Country In The Nineties

We at Hitsvilly are told that nineties-style country music is making a comeback. We say, did it ever go away?

As music documenters we often ponder the "whys" of certain phenomena, and more times than not they boil down to the state of society. The nineties (and for that matter, the eighties) were an optimistic time. That optimism is reflected in the music. Even the sad songs were joyous.

Nobody was morose. Take a look at the hit TV shows of the time. Friends, Seinfeld. The characters squabbled over silly everyday annoyances ~ they were hardly culture warriors, wagging their fingers at their friends over micro-aggressions. They got miffed when one of their mates claimed credit for buying a Big Salad or they ribbed their friend for donning a too-tight pair of leather pants. You know, like real life.

Of course, optimism doesn't entirely explain why country music in the nineties seeped into listeners' bones. For an aspiring country songwriter in the nineteen nineties, Nashville was the place to be. It was the golden age of songwriting. There weren't twelve artists competing to record the one lone good song ~ hundreds of great songs spilled from the sky; enough for everybody lining Sixteenth Avenue to clasp at least one in their palm. 

Another factor was simplicity. Your humble Hitsvilly editor is hardly an expert on today's country music, but she's sampled enough to know that it's awful. Did everybody forget how to write songs? The current trend this songwriter has noticed is the compulsion to cram as many words into one line as bizarrely possible. What's the damn rush? It smacks of insecurity. A good writer takes his or her time. An honest emotion can be conveyed in a six-word line of lyrics. 

I cross my heartAnd promise toGive all I've got to giveTo make all your dreams come trueIn all the worldYou'll never findA love as true as mine


Which brings me to...emotion. Today's hits leave me...empty. They're either listicles, invoking fans' supposed favorite things (instead of raindrops on roses and whiskers on kittens, it's big tractor tires and moonlight fishin' holes) or they namedrop Strait and Hank and Willie, trying to convince the listener that this really, really is a country song. Did you catch all the names? If an honest song smacked them in the ass, today's artists would choke on their espresso and spew a few choice epithets. "That ain't commercial, bro!"

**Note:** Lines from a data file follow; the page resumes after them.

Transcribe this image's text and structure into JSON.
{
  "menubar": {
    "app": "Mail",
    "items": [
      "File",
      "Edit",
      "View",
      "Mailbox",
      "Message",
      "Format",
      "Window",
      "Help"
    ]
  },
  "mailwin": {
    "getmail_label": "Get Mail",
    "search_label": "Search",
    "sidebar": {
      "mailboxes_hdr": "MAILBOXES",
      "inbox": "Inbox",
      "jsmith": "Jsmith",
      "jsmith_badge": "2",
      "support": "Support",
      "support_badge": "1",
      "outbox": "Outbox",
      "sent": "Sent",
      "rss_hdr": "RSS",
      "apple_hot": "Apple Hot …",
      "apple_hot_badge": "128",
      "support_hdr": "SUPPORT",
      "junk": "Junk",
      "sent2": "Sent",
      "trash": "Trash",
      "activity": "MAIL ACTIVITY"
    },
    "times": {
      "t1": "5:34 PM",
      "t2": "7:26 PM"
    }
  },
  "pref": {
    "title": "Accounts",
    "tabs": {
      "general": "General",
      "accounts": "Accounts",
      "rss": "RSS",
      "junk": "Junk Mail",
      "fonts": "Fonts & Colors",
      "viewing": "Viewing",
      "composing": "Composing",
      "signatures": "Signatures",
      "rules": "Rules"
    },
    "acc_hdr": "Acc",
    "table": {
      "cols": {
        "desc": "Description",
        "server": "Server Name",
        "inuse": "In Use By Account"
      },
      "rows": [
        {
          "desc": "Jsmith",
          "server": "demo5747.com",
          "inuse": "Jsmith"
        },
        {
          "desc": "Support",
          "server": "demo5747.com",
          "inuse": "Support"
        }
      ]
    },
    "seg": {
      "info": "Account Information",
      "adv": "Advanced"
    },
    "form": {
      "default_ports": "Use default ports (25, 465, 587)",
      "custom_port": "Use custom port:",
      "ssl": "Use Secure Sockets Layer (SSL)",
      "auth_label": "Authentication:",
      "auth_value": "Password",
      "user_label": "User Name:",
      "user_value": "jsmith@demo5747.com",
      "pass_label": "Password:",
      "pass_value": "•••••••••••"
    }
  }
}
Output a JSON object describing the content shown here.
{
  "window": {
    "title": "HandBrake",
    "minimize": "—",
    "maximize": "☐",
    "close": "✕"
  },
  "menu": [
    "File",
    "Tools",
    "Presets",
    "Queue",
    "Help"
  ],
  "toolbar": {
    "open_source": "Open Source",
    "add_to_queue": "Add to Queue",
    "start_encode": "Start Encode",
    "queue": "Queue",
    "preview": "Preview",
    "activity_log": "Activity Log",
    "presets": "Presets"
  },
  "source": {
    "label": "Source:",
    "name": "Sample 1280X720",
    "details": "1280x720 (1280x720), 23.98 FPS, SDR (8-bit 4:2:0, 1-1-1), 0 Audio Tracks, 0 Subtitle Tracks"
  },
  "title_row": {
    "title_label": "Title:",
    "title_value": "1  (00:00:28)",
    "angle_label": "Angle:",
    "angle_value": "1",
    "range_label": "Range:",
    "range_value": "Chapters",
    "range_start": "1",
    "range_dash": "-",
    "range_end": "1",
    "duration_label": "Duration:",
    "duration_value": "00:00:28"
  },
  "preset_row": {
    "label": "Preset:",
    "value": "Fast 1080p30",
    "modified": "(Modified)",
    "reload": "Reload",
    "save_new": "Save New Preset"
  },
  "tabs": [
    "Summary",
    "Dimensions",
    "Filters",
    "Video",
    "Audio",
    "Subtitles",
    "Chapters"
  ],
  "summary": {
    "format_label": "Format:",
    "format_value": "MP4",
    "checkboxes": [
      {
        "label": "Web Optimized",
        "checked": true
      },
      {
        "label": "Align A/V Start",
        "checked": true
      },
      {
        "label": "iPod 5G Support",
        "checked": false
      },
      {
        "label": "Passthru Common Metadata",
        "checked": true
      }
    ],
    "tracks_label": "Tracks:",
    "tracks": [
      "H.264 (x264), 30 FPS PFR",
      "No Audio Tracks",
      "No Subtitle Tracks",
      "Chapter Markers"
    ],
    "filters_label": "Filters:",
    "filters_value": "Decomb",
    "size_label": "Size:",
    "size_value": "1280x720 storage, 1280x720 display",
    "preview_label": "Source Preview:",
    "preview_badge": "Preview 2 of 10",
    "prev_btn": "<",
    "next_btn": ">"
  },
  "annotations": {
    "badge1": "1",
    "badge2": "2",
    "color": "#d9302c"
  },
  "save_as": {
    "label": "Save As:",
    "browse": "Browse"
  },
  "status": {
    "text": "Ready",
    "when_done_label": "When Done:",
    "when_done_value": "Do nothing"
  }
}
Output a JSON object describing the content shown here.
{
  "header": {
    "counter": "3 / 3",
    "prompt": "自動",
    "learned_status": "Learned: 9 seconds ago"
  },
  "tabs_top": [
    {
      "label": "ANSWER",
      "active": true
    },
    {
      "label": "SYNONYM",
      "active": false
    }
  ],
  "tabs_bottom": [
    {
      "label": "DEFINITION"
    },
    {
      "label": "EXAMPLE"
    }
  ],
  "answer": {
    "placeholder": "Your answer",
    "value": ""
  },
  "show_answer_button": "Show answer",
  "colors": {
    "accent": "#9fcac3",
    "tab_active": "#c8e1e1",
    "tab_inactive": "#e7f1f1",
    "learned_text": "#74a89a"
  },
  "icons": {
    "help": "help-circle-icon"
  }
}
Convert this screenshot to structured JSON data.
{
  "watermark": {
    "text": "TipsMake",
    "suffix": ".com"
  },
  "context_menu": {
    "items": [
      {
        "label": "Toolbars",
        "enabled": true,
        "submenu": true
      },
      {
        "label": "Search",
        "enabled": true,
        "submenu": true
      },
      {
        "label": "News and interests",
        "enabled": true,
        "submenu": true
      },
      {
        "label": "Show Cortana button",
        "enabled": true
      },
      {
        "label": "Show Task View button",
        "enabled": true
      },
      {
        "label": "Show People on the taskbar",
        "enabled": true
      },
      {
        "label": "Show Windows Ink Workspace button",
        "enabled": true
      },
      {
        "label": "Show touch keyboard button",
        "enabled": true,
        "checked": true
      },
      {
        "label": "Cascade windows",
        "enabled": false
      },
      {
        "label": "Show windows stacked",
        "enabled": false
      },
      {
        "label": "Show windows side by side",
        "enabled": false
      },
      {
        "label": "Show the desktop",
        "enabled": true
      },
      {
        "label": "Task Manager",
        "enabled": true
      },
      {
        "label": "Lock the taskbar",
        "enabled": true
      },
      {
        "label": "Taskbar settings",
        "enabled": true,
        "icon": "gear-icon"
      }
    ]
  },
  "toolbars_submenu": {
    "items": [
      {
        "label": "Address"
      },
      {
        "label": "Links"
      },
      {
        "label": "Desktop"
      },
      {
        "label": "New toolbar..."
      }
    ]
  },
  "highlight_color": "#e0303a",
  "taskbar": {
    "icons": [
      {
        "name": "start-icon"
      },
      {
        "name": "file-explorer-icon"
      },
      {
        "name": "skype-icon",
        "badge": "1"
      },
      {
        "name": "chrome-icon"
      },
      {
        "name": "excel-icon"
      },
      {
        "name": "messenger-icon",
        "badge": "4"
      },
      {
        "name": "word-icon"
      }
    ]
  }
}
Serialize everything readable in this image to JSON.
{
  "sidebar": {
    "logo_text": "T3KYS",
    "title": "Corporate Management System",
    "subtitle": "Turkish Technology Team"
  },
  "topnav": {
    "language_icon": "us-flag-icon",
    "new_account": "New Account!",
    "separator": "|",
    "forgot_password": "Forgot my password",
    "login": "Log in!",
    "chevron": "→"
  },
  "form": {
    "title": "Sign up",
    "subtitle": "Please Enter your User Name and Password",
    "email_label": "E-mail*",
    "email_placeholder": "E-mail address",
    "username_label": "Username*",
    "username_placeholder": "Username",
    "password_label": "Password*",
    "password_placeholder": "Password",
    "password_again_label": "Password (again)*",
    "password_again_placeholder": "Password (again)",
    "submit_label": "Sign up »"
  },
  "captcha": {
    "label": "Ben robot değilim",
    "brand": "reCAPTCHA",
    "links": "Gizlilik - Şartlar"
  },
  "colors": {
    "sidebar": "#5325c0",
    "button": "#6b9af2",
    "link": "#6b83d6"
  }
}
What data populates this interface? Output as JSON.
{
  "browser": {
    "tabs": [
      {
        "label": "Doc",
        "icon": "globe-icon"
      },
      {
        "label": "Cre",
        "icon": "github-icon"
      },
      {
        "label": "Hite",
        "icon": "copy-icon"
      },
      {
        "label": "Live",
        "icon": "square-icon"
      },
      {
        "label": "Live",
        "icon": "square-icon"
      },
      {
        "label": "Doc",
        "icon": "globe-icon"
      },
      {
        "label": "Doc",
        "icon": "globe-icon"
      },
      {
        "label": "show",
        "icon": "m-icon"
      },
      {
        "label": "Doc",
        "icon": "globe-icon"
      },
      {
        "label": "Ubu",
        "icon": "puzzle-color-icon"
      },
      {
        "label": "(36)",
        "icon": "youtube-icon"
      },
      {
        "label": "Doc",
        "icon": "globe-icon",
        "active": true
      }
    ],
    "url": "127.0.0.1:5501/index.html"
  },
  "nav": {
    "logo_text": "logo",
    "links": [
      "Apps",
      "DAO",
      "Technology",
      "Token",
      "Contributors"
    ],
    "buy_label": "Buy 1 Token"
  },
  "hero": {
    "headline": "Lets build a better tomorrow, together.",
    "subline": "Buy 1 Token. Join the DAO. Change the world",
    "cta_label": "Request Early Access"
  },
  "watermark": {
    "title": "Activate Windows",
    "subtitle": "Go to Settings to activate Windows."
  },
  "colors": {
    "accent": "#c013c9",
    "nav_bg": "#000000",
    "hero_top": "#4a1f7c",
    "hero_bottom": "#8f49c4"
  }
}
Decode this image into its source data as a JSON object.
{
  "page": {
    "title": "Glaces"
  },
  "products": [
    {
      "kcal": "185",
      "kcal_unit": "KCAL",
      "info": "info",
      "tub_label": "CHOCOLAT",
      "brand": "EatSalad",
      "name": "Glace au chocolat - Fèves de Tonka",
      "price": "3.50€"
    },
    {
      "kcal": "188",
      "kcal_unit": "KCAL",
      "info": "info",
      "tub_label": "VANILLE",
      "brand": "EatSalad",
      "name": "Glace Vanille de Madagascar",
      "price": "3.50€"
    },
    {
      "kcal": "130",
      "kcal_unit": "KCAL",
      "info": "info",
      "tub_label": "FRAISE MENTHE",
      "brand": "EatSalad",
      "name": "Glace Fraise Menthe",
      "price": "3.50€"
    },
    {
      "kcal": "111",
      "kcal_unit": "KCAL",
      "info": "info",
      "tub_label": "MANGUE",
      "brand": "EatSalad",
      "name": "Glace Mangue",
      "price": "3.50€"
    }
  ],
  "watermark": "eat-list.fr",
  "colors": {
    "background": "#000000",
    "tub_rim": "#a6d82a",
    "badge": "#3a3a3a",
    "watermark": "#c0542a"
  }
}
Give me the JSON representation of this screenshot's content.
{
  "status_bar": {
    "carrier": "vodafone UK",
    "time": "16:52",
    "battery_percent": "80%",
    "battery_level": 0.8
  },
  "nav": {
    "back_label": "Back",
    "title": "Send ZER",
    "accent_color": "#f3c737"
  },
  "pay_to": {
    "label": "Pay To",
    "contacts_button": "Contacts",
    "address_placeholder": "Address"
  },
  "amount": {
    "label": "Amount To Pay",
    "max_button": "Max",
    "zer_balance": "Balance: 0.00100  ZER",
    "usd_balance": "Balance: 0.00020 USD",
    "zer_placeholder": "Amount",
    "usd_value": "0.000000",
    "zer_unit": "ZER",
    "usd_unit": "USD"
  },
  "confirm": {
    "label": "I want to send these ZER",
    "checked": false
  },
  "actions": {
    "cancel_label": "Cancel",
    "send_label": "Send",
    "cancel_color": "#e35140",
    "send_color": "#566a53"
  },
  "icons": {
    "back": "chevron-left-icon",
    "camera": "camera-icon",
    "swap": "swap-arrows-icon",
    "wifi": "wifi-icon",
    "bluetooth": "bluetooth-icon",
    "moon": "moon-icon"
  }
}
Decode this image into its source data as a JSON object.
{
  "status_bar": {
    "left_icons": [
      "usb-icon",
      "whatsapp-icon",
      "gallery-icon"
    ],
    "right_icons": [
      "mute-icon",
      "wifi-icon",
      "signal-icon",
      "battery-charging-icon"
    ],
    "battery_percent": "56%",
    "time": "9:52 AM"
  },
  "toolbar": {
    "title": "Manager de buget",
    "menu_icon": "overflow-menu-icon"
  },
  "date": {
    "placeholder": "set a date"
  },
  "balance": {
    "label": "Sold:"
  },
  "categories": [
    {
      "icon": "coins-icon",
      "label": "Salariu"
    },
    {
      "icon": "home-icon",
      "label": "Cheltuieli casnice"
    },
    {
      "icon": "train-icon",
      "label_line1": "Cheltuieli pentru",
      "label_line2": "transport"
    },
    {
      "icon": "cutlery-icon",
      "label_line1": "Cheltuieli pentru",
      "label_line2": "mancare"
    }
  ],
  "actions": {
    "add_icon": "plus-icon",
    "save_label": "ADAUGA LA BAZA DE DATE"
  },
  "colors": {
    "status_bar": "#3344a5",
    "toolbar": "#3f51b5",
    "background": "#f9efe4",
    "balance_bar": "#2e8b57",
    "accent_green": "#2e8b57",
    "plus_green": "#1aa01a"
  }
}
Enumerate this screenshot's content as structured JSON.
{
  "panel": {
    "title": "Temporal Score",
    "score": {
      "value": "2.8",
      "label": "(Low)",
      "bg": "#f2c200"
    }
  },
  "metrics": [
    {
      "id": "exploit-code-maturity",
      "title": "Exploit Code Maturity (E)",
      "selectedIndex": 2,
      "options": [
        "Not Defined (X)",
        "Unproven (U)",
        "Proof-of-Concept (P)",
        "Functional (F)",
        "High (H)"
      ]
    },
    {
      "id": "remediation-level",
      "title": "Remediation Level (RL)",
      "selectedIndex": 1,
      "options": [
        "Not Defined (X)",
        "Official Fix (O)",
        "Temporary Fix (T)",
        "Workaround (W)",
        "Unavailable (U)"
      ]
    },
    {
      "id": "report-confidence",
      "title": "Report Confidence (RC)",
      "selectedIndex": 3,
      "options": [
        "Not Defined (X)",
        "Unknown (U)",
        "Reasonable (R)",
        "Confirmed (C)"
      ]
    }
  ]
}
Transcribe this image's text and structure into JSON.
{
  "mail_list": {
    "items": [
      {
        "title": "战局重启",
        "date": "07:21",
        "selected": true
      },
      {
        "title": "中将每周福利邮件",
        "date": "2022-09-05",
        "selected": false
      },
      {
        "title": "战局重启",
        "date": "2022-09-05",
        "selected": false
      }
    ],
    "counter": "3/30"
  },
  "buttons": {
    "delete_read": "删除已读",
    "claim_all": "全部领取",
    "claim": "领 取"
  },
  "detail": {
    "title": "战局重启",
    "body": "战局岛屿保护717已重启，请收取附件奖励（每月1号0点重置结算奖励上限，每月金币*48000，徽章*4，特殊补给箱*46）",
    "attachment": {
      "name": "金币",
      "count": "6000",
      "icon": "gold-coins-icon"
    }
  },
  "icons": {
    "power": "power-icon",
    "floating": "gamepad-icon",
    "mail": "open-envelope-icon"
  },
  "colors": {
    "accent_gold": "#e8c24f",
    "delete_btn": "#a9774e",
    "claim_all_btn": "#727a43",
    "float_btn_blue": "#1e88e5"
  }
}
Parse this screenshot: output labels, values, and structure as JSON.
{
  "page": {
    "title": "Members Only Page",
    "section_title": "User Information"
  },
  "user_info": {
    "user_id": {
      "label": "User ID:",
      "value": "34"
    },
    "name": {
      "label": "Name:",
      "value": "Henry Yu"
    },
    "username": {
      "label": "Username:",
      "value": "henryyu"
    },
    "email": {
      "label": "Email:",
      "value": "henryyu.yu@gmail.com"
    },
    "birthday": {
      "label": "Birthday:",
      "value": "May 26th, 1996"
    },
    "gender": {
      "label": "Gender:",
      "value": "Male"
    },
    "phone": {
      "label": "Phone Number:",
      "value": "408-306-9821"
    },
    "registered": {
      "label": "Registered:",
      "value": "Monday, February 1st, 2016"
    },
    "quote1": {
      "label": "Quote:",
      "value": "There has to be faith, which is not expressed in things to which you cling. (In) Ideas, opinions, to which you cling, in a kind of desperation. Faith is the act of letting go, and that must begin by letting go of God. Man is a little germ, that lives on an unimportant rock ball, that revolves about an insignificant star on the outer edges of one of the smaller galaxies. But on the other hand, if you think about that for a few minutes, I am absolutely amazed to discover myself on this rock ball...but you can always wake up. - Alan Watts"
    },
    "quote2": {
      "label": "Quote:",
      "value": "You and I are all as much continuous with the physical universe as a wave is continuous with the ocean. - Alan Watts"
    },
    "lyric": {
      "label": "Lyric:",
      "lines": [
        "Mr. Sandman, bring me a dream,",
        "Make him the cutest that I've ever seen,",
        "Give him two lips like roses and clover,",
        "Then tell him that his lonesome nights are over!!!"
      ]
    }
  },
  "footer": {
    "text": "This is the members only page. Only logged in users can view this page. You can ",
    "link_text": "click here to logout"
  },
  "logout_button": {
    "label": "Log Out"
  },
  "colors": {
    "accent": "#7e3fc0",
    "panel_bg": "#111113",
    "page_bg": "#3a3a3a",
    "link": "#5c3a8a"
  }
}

I'm a thousand miles from nowhereTime don't matter to me'Cause I'm a thousand miles from nowhereAnd there's no place I wanna be
I got heartaches in my pocketI got echoes in my headAnd all that I keep hearingAre the cruel, cruel things that you said
"What? I don't get it. Is he drivin' a pickup truck with a lift kit? Am I supposed to feel, like sad or something? I'm jus' here for the party, dawg."

Finally, country music is a unique genre. With that comes some expectations. One, the beat. The ideal country song is two-step danceable. Two, instrumentation! Yes, a country song needs steel and fiddle, a Telecaster and real drums. And two-part harmony. Nineties country, almost without fail possessed all those things.

Clearly, today's listeners (and not just the old fogies) are craving all those things. It's too bad they're not getting them, at least not on Top 40 Country radio. No wonder they've begun searching out old nineties releases.
In the weeks ahead, we'll be featuring some of the best nineties country albums, for those who don't know where to start. In the meantime check out our "Best Of" list of nineties country artists.

Sasha Stewart, Executive Editor